START DATA

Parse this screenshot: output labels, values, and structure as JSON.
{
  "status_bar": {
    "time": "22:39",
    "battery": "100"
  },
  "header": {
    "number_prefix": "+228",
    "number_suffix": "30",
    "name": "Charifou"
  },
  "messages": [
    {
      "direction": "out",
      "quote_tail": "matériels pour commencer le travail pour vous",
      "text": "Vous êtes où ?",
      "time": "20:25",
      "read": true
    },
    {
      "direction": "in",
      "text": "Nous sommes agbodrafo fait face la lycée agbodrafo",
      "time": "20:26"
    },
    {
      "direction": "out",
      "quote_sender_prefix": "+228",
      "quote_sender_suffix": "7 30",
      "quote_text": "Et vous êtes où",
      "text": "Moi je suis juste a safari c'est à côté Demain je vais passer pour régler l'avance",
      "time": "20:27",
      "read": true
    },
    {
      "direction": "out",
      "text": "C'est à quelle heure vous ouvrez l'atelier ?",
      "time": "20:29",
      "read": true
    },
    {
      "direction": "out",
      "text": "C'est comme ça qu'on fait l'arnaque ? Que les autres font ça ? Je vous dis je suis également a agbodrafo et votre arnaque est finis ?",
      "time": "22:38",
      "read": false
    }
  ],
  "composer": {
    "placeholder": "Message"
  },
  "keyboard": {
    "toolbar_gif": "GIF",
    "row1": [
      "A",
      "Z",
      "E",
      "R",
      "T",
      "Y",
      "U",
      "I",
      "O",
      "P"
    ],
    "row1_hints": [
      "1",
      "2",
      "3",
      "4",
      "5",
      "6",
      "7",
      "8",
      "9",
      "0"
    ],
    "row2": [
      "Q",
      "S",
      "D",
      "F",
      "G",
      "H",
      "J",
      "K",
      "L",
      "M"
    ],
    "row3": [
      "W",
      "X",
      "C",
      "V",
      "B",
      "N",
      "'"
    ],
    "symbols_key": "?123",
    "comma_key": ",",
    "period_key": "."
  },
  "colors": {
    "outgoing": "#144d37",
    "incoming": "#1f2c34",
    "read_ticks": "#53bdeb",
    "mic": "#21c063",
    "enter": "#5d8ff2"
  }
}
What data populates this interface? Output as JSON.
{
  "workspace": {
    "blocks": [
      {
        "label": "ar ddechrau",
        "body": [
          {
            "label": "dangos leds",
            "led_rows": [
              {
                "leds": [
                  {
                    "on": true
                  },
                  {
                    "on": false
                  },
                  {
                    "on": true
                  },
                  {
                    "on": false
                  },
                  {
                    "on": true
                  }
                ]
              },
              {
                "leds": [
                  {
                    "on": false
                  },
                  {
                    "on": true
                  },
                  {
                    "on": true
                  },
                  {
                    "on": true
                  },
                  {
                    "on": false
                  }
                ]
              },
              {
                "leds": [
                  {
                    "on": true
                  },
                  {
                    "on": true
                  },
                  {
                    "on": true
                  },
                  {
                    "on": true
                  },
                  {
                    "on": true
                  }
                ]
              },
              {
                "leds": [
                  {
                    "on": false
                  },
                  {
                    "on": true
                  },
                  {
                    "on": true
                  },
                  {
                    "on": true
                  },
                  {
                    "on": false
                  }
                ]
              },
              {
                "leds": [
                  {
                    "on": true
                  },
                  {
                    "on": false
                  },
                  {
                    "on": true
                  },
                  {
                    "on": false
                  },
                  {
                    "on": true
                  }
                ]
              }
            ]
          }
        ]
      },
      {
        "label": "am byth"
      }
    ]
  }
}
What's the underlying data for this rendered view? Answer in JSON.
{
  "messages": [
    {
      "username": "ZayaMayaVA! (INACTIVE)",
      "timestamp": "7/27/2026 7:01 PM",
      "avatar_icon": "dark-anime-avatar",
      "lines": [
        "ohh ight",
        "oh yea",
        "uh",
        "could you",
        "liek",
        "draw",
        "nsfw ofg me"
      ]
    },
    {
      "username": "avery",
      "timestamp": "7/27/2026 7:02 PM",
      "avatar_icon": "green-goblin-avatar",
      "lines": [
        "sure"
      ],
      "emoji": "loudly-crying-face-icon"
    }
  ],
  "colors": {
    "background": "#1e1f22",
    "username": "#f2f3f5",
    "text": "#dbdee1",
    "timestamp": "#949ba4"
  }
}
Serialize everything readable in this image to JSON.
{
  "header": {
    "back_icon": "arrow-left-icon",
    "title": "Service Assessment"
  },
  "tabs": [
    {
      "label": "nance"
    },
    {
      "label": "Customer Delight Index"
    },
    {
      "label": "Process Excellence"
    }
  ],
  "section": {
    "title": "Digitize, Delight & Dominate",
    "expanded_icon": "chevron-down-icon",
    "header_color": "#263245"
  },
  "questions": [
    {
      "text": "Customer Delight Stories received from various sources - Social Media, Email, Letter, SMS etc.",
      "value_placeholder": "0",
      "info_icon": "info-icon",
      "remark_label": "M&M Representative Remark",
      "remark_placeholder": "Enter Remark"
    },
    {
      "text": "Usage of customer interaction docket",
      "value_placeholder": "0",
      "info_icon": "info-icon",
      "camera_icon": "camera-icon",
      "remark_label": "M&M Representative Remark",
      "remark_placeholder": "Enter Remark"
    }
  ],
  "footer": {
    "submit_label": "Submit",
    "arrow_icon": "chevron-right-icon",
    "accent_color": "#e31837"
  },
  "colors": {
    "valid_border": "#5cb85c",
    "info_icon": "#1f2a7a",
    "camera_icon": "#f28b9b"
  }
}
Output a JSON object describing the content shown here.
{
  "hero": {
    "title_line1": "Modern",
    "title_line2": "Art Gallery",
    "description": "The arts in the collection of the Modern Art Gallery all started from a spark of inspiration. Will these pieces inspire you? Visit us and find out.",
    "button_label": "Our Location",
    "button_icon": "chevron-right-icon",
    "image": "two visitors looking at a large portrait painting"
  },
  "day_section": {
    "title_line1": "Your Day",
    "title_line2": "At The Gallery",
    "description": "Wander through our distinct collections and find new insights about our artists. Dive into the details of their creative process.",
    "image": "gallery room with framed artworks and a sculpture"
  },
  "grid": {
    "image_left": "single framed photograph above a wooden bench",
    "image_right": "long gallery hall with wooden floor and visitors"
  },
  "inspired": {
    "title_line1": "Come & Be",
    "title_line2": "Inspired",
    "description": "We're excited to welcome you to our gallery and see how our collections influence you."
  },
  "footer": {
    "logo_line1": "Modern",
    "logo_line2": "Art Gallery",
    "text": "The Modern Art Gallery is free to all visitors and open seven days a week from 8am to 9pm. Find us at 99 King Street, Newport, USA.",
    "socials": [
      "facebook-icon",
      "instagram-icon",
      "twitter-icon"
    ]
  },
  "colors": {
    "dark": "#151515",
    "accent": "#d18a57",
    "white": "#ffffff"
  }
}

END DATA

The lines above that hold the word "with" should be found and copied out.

    "image": "gallery room with framed artworks and a sculpture"
    "image_right": "long gallery hall with wooden floor and visitors"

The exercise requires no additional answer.